Here is a quick round-up of this week’s technology headlines and related stories you may have missed:
1. Dancing in the dark. The malware that caused a power outage affecting 230,000 Ukrainians in December 2016 could be used to disrupt U.S. power grids, according to analysis by Dragos, a cybersecurity firm that specializes in the security of industrial control systems, and ESET. In response, the North American Electric Reliability Corporation reported that there has been no reported instances of malware in North America. Dragos attributed the malware, which it is calling CrashOverride, to Electrum—a group with links to the Sandworm hacking incidents in 2014 and 2015. Moreover, in order to get the resources and framework needed to test the malware, Electrum likely needed government support, which Dragos tied back to Russia. The threat of CrashOverride extends beyond power grids. The software is like a Swiss army knife—with a few modifications, it can also target several different industrial control systems such as those that power gas and water delivery systems, marking an “an evolution of tradecraft we haven’t seen before” in the words of Dragos CEO Rob M. Lee.

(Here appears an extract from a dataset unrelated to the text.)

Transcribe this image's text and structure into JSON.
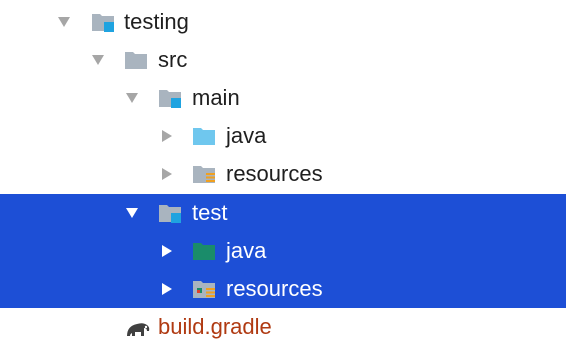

2. Censor all the things! Over the last three weeks, the Egyptian government has blocked access to more than fifty news websites, including Al Jazeera, and companies that offer virtual private network (VPN) services that would help Egyptian netizens circumvent the block. It's unclear why the blocking began, but according to Al-Masry Al-Youm—an Egyptian newspaper—authorities said the censorship was permitted under the country's anti-terrorism laws. The blocking in Egypt comes at the same time that Afrinic, the body that allocates IP addresses in Africa, shot down a proposal that would have prohibited it from allocating addresses to governments that block internet access. Earlier this year, Cameroon shut off internet access to its Anglophone-speaking regions for 93 days and Egyptian authorities famously cut off internet access in 2011 in an attempt to stem the Arab Spring. The controversial proposal triggered a debate about the wisdom of involving technical organizations that manage the internet's day-to-day operations in political decisions regarding access to the internet.
3. Lazarus rises in North Korea. The United States has publicly attributed the cyber threat actor known as the Lazarus Group to the North Korean government. The attribution, which came in the form of an alert released by the United States Computer Emergency Readiness Team (US-CERT), is not surprising given that many in the cybersecurity community already believed Lazarus to be North Korean. In the alert, US-CERT released a number of indicators of compromise, allowing network defenders to identify North Korean malware in their network and remove it. In additional Hermit Kingdom news, the National Security Agency attributed the WannaCry malware to North Korea with moderate confidence, according to the Washington Post. If the attribution is correct, it is unclear why North Korea resorted to ransomware to raise money. WannaCry is believed to have raised on $140,000, a paltry sum compared to millions pillaged in the recent SWIFT-related bank heists, also believed to be the work of Pyongyang.
4. Bringing NAFTA into the 21st century. The Internet Association (IA), a lobbying group representing tech's biggest names including Amazon, Google, Microsoft, Facebook, and Uber, outlined its policy priorities for the North American Free Trade Agreement (NAFTA) in a white paper released this week. In May, President Trump notified Congress of his intent to renegotiate NAFTA, and Canada and Mexico have expressed interest in modernizing the deal. IA wants a revised NAFTA to “promote free flow of information across borders and prevent forced data localization,” facilitate trade for “small internet-enabled U.S. sellers,” and include fair use copyright provisions. Tech industry groups want to continue the trend, which stated with the Obama administration, of including digital economy provisions in trade deals to protect the free flow of digital goods and services, perceived to be under threat due to the trend of data localization and other cyber sovereignty measures.